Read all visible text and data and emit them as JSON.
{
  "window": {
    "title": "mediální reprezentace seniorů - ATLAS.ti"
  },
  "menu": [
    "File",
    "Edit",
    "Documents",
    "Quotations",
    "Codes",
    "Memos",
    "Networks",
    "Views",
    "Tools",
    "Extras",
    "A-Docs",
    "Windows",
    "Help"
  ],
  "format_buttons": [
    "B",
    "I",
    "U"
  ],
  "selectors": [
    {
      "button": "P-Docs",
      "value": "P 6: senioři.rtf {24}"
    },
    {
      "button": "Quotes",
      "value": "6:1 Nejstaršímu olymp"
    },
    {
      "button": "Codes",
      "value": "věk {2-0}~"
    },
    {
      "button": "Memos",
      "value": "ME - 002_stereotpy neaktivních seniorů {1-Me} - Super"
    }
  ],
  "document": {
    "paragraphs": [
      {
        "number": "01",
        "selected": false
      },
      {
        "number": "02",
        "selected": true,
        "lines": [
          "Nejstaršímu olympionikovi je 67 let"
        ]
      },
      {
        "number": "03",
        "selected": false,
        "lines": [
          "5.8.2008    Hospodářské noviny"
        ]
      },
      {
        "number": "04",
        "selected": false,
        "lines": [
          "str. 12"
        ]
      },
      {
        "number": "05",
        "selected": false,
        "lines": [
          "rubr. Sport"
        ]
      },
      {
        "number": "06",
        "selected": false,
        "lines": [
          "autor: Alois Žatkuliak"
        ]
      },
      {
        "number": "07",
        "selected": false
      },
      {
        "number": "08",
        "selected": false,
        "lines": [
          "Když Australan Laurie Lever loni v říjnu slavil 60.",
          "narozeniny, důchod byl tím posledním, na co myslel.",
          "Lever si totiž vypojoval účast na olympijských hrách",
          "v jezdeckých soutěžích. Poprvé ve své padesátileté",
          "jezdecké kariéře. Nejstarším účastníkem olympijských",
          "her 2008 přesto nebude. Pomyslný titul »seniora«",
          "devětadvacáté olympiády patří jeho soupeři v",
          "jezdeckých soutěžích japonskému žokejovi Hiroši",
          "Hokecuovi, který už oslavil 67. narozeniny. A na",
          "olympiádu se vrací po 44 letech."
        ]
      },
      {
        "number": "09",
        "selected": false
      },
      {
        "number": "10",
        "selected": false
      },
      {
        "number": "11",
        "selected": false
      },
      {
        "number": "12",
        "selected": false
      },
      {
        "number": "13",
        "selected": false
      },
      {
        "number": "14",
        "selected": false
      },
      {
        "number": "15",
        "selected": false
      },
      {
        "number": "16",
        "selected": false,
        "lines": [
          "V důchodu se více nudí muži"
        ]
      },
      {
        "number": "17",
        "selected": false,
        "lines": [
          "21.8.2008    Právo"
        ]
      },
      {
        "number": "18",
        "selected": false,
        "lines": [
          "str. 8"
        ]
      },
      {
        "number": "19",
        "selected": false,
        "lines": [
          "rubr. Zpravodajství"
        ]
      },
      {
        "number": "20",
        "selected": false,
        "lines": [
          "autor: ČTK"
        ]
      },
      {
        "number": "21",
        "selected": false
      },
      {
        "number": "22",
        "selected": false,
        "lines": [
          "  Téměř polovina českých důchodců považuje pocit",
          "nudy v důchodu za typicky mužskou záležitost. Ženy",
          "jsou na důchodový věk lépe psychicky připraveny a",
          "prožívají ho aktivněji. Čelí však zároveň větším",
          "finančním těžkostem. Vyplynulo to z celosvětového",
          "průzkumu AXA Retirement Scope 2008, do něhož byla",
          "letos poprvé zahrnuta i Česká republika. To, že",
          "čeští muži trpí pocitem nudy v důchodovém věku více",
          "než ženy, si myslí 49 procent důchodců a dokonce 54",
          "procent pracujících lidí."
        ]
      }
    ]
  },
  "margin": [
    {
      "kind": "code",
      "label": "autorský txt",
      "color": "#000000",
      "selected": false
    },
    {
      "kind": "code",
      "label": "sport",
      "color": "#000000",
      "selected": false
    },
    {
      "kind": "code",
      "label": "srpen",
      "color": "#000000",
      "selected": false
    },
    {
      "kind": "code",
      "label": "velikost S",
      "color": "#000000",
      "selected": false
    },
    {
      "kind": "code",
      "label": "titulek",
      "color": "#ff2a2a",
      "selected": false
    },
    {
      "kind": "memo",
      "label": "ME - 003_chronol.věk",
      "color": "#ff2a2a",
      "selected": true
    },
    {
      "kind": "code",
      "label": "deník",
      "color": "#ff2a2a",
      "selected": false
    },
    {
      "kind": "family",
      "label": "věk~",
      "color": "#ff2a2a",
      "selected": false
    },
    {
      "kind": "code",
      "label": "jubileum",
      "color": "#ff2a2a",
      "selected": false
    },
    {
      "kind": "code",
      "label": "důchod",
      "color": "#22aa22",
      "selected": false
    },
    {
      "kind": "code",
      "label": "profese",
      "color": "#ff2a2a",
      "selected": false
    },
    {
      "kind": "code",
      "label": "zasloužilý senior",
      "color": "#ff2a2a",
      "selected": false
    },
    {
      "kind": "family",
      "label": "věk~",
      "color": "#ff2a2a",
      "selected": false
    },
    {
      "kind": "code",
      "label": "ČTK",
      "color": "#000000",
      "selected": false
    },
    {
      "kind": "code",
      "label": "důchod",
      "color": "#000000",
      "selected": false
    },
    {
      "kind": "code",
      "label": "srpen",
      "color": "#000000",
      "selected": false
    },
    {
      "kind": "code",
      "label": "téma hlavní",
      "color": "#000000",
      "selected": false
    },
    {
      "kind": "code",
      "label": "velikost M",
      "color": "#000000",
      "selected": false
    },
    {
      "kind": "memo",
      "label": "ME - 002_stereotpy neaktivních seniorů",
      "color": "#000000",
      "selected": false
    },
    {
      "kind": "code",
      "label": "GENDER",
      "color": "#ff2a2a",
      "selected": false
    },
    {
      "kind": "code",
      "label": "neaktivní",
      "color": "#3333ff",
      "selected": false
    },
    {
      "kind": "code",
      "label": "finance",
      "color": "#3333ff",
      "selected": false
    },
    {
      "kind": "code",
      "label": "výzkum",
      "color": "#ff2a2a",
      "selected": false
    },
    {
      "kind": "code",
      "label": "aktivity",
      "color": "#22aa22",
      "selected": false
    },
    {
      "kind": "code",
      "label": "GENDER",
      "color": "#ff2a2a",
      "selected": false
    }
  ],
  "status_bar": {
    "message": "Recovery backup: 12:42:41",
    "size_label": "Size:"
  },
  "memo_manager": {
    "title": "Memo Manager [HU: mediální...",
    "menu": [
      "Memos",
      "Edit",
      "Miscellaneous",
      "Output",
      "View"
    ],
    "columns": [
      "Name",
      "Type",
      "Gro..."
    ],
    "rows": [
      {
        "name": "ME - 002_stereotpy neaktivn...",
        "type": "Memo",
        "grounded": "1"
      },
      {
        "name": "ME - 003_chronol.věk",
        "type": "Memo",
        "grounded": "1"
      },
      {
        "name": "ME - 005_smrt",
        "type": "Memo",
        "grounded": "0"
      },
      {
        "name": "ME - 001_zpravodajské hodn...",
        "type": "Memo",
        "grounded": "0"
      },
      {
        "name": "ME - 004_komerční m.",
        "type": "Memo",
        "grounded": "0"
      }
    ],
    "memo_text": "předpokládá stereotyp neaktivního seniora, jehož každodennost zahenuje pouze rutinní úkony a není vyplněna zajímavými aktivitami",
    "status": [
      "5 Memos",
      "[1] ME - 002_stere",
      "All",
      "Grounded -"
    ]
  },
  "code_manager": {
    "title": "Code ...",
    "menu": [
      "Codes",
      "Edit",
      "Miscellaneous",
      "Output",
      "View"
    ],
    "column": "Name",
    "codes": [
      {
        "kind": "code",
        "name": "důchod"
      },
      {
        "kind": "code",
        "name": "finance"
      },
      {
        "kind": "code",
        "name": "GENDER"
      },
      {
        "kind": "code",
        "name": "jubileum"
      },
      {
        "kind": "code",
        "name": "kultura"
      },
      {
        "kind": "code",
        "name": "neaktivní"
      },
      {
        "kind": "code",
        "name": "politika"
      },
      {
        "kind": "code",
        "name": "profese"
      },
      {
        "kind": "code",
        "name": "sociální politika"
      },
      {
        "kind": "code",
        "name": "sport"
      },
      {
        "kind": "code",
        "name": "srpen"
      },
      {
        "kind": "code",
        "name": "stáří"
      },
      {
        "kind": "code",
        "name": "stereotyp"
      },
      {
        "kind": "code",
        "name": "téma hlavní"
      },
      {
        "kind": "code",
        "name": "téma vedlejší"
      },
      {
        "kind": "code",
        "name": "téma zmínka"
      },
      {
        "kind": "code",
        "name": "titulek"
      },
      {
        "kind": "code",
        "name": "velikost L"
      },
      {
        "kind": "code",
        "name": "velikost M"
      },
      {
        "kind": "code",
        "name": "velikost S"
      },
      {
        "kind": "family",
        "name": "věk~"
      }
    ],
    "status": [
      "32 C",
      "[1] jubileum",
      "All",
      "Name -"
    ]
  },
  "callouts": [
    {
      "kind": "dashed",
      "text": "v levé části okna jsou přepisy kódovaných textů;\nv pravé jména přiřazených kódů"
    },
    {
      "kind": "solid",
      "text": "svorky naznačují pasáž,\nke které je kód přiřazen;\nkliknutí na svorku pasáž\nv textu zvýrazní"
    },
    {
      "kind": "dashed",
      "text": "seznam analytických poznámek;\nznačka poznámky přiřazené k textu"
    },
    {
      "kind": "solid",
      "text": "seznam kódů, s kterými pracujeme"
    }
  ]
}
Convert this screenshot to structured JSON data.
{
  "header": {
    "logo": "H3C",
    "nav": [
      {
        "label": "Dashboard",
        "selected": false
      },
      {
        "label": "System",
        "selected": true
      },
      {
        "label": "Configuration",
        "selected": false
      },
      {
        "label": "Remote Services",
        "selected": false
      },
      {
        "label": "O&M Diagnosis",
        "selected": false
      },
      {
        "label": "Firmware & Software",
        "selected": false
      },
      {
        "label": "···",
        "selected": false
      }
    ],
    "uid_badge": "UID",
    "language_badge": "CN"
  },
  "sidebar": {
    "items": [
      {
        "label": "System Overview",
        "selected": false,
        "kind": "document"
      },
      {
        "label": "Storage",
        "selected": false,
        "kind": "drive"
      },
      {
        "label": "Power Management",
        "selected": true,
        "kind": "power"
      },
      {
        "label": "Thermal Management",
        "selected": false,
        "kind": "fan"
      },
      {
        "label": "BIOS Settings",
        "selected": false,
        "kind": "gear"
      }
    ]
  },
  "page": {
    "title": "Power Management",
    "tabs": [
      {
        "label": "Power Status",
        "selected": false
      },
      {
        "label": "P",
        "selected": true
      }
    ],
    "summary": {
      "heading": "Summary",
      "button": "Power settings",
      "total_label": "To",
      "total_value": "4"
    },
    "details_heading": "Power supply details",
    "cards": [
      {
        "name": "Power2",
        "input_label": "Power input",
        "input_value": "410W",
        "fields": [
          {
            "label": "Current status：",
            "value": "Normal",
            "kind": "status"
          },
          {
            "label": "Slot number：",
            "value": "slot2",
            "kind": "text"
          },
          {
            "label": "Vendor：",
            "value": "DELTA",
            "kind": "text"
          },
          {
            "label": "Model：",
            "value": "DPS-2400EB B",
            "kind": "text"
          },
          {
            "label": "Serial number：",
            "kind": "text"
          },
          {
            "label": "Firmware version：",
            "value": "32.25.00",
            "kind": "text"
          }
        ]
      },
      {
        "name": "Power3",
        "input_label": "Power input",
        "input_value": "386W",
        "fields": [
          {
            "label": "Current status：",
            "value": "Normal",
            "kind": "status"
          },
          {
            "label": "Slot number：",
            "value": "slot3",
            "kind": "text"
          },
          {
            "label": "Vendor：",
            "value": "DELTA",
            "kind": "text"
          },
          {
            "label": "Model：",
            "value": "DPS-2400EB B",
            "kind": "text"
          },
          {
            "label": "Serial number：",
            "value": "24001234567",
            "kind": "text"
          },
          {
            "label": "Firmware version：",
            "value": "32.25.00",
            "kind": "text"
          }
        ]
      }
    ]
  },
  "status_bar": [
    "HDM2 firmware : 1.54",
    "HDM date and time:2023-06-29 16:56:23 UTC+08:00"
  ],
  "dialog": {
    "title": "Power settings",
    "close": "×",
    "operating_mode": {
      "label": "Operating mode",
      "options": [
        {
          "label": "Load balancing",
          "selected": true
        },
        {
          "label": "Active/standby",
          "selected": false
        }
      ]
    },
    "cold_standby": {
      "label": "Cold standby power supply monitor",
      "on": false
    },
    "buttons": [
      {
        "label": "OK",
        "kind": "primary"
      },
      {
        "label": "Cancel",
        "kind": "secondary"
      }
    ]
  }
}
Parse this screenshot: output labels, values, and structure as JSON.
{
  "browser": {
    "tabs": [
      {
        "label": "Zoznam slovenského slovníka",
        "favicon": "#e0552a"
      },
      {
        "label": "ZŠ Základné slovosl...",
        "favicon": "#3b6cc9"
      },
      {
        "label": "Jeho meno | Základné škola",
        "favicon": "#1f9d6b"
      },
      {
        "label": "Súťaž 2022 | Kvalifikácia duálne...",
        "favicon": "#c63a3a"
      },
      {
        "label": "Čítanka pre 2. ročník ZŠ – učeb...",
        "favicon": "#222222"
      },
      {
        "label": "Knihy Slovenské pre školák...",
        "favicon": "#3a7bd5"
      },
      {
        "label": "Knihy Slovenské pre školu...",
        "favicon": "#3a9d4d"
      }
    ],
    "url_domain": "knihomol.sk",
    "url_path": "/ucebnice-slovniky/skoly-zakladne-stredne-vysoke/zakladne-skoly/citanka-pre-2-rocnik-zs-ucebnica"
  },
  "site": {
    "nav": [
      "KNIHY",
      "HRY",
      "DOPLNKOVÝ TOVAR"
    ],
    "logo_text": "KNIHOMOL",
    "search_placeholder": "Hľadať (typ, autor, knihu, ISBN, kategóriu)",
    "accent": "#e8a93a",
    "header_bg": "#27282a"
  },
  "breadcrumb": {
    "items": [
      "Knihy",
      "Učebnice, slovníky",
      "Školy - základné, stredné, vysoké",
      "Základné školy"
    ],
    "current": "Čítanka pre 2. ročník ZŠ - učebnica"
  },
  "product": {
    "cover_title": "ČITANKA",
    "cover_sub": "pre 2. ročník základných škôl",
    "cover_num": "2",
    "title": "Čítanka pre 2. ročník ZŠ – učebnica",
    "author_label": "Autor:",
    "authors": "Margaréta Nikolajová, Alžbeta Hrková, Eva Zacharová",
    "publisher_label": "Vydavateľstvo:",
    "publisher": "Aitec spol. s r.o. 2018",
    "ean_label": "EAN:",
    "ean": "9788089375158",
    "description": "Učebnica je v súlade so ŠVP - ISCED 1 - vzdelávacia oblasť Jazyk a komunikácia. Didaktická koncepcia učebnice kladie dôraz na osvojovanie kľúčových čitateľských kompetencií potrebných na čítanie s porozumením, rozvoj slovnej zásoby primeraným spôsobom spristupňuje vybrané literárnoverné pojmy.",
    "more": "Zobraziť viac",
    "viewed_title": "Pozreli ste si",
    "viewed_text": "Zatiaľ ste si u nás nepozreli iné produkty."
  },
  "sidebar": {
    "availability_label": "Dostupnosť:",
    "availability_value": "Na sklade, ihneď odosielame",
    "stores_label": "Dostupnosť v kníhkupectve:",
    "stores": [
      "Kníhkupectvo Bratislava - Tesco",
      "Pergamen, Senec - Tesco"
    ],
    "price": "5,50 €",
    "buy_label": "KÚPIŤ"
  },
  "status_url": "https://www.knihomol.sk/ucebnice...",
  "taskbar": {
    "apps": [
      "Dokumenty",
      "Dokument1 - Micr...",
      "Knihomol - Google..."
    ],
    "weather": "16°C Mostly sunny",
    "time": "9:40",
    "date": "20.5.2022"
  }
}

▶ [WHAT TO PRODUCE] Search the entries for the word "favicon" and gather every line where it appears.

▶ [TASK RESPONSE]
        "favicon": "#e0552a"
        "favicon": "#3b6cc9"
        "favicon": "#1f9d6b"
        "favicon": "#c63a3a"
        "favicon": "#222222"
        "favicon": "#3a7bd5"
        "favicon": "#3a9d4d"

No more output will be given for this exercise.